Crowdsourcing platforms like Amazon Mechanical Turk have created the opportunity to democratize science by making diverse research participants easily available to researchers. I have published several research studies and reviews that may useful for researchers interested in using crowdsourcing platforms to conduct research.
Review papers on using Mechanical Turk in the behavioral sciences:
Chandler, J., & Shapiro, D. (2016). Conducting clinical research using crowdsourced convenience samples. Annual Review of Clinical Psychology, 12, 53-81.
Paolacci, G., Chandler, J., & Ipeirotis, P. (2010). Running experiments on Amazon Mechanical Turk. Judgment and Decision Making, 5, 411-419.
Paolacci, G., & Chandler, J. (2014). Inside the Turk: Understanding Mechanical Turk as a participant pool. Current Directions in Psychological Science, 23, 184-188.
Stewart, N., Chandler, J., & Paolacci, G. (2017). Crowdsourcing Samples in Cognitive Science. Trends in Cognitive Sciences, 21(10), 736-748.
Composition of Mechanical Turk samples:
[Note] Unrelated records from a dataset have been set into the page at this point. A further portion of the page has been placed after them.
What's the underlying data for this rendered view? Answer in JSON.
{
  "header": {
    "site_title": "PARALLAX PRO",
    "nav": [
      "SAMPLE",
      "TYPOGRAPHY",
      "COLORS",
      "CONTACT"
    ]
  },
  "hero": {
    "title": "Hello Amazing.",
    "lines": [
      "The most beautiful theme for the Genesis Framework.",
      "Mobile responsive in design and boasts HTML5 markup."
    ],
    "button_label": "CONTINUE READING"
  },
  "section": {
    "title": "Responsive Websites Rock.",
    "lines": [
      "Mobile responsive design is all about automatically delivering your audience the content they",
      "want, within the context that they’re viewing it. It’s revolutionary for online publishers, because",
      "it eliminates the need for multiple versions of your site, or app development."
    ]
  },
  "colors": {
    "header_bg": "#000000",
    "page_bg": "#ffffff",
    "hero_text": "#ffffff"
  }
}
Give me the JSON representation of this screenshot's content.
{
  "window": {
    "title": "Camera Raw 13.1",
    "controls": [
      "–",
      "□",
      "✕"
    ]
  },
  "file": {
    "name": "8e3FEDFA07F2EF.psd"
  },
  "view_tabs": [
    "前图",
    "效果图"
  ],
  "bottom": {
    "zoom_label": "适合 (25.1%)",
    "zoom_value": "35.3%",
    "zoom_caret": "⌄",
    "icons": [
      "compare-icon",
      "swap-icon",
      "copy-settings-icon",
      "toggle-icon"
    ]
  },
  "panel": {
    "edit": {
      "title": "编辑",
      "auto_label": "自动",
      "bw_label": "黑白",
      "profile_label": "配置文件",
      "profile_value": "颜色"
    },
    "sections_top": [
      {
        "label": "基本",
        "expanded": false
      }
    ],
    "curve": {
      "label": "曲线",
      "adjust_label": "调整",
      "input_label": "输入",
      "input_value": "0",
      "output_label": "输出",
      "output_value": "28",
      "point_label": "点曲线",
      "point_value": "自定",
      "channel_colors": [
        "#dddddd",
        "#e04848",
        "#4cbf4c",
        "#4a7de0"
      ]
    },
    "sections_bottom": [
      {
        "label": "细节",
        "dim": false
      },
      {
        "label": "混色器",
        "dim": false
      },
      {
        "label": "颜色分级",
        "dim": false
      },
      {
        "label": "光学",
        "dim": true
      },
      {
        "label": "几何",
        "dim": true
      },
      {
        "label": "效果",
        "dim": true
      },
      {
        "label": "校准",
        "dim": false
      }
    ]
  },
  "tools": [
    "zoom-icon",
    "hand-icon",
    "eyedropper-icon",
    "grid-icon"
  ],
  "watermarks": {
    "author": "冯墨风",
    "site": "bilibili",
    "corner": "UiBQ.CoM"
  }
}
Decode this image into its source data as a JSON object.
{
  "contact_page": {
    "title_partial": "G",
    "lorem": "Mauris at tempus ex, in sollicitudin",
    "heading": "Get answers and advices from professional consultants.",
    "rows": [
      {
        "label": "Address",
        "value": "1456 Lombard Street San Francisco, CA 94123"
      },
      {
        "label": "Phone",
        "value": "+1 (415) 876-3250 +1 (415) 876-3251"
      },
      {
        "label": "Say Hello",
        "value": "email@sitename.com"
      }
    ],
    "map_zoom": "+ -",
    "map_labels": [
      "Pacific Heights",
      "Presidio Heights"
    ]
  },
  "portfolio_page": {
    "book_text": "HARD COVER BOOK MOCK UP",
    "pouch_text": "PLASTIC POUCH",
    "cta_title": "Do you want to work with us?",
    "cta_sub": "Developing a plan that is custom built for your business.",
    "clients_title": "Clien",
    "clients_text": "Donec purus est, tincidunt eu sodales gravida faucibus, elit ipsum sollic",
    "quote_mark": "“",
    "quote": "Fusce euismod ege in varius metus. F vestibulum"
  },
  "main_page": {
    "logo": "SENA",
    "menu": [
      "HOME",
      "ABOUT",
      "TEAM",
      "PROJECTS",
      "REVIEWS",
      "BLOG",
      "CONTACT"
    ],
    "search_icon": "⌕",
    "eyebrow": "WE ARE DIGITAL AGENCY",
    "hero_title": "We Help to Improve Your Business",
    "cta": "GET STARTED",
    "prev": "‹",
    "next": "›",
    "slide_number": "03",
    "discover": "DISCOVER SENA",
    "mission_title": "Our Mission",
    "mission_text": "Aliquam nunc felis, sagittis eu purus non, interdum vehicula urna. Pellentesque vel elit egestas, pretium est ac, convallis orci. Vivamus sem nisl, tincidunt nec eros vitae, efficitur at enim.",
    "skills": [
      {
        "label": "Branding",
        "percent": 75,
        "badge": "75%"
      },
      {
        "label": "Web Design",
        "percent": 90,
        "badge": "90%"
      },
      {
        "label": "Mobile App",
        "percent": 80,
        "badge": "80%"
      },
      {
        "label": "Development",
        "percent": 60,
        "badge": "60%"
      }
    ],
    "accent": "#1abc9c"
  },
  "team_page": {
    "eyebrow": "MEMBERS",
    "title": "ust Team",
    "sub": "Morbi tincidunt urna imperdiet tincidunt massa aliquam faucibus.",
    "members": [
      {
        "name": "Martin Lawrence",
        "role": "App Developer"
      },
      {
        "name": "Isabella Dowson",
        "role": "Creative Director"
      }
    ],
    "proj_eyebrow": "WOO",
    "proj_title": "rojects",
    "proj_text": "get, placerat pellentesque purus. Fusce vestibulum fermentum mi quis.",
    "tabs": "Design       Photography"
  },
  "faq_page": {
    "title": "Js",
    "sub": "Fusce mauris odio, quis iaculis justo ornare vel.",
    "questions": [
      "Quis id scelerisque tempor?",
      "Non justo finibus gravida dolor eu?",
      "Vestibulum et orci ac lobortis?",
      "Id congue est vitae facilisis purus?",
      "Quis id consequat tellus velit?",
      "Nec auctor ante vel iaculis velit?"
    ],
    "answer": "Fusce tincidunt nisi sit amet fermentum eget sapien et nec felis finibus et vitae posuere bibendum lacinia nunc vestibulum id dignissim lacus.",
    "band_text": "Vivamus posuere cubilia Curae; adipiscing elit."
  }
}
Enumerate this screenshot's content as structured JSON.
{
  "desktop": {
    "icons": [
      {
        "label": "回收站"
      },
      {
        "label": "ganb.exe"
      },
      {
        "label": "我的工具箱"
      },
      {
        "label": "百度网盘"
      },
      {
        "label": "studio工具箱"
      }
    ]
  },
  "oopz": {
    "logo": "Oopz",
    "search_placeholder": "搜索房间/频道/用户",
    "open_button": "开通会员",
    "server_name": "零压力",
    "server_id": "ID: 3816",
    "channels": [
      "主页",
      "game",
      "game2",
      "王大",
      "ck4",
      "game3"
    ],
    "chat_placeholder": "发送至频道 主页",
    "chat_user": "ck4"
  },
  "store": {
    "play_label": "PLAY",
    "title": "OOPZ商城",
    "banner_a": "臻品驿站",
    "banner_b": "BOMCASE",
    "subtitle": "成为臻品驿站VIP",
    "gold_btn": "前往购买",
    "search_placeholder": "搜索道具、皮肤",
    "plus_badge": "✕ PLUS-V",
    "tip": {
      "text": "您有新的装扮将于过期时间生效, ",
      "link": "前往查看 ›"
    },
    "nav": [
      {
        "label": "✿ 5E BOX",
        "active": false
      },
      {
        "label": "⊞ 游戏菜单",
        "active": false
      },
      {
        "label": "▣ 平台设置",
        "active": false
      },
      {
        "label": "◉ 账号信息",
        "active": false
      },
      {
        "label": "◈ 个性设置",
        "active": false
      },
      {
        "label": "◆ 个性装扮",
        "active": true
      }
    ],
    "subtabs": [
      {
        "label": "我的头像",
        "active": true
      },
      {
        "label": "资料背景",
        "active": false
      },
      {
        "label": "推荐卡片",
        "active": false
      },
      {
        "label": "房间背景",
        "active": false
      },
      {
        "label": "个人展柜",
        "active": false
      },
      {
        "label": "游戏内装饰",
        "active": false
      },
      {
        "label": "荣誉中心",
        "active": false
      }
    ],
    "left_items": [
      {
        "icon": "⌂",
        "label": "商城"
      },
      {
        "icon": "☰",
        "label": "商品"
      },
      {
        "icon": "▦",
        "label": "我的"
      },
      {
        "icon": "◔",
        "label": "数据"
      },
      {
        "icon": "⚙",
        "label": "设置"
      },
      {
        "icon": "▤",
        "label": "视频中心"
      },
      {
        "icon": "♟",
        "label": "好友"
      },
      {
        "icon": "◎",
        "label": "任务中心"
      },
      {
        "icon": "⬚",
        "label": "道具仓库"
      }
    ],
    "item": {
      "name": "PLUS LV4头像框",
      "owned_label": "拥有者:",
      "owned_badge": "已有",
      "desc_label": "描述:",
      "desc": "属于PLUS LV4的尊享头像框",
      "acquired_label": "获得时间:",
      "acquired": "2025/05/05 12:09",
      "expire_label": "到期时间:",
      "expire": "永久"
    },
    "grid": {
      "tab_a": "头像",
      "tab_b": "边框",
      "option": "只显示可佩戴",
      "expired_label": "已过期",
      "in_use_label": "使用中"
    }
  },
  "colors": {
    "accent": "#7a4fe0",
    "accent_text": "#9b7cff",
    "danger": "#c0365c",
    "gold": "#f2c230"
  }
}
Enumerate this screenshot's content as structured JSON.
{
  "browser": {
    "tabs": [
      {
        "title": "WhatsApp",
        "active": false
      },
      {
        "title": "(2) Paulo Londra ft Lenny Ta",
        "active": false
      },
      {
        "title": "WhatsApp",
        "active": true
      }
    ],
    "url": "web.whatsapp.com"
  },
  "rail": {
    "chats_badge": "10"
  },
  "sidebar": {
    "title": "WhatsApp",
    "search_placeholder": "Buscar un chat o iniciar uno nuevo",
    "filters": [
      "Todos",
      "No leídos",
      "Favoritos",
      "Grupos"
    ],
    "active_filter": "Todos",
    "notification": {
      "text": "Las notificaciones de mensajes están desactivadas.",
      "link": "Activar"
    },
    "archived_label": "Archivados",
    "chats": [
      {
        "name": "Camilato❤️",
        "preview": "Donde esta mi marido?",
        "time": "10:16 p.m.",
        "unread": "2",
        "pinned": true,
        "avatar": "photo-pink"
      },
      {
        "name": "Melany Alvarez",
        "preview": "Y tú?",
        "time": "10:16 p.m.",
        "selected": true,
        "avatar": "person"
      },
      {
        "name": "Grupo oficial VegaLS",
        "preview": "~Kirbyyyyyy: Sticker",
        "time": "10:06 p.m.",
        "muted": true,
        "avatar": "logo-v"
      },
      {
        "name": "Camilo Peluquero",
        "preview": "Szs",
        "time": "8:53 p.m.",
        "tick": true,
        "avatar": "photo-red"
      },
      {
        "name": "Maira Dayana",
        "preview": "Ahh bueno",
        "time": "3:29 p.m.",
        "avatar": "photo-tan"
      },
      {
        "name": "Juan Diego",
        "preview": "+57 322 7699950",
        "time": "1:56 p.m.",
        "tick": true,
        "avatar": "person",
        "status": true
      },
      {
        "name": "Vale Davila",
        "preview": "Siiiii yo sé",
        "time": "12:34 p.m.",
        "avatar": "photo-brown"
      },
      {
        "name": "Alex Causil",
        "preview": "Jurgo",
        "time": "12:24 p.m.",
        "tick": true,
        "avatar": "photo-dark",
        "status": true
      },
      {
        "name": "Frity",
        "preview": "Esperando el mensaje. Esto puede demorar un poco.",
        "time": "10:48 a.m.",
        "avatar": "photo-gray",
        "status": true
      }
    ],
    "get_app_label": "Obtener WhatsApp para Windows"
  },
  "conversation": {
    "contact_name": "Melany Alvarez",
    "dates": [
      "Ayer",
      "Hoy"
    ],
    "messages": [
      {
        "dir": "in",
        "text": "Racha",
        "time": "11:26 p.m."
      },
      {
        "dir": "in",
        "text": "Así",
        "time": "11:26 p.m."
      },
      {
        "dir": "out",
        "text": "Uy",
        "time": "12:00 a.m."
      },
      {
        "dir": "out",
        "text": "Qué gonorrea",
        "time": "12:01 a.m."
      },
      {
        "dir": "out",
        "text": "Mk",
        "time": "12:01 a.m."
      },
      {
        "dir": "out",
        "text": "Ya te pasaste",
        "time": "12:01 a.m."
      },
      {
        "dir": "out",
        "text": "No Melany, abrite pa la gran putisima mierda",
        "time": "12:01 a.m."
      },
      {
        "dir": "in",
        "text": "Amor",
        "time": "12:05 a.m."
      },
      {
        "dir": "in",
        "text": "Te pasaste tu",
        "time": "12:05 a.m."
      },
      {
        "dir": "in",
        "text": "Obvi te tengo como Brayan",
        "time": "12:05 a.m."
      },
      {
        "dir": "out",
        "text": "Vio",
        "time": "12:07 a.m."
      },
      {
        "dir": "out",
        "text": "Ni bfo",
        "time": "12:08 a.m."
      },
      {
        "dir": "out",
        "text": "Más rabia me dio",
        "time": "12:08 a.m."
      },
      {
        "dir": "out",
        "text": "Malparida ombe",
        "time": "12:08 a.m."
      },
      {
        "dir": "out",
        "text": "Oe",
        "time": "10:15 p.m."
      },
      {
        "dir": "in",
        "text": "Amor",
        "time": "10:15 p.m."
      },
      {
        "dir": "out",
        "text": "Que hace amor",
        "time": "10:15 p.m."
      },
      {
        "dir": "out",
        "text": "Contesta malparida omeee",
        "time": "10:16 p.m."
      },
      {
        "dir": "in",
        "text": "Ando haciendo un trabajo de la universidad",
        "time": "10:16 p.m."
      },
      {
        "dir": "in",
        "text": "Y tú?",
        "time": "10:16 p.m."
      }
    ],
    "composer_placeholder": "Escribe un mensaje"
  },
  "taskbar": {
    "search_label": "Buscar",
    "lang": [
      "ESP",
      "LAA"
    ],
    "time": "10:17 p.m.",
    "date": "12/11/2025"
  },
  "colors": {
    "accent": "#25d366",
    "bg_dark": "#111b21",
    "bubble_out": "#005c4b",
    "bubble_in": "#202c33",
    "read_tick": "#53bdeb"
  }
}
Casey, L. S., Chandler, J., Levine, A. S., Proctor, A., & Strolovitch, D. Z. (2017). Intertemporal Differences Among MTurk Workers: Time-Based Sample Variations and Implications for Online Data Collection. SAGE Open, 7(2), 2158244017712774.
Shapiro, D. N., Chandler, J., & Mueller, P. A. (2013). Using Mechanical Turk to study clinical populations. Clinical Psychological Science, 1, 213,220.
Stewart, N., Ungemach, C., Harris, A. J., Bartels, D. M., Newell, B. R., Paolacci, G., & Chandler, J. (2015). The average laboratory samples a population of 7,300 Amazon Mechanical Turk workers. Judgment and Decision making, 10(5), 479.
Fraudulent responses on Mechanical Turk:
Chandler, J., & Paolacci, G. (in press) Lie for a Dime: When most prescreening responses are honest but most study participants are imposters. Social Psychological and Personalty Science.
Stewart, N, Ungemach, C., Harris, A.J.L., Bartels, D.M., Newell, B.R., Paolacci, G., & Chandler, J (2015). The average laboratory samples a population of 7,300 Amazon Mechanical Turk workers. Judgment and Decision Making.
Chandler, J., Paolacci, G., Peer, E., Mueller, P., & Ratliff, K. (2015) Using nonnaive participants can reduce effect sizes. Psychological Science, 26, 1131-1139.
Chandler, J., Mueller, P. A., & Paolacci, G. (2013). Nonnaïveté among Amazon Mechanical Turk workers: Consequences and solutions for behavioral researchers. Behavior Research Methods, 46, 112-130.
Finally, research and tutorials on best practices in crowdsourcing recruitment methods can be found in the following publications and white papers:
Chandler, J., Paolacci, G., & Mueller, P. A. (2014). Risks and rewards of crowdsourcing marketplaces. In Michelucci, P. (Ed.) Handbook of Human Computation (pp 377-392). New York, NY: Sage.
Pe'er, E., Paolacci, G., Chandler, J., & Mueller, P. A. (2012). Selectively recruiting participants from Amazon Mechanical Turk using Qualtrics. (note - Amazon has since added features that make it far easier to do this within their own platform).
Mueller, P. A., & Chandler, J. (2012). Emailing Amazon Mechanical Turk workers using Python.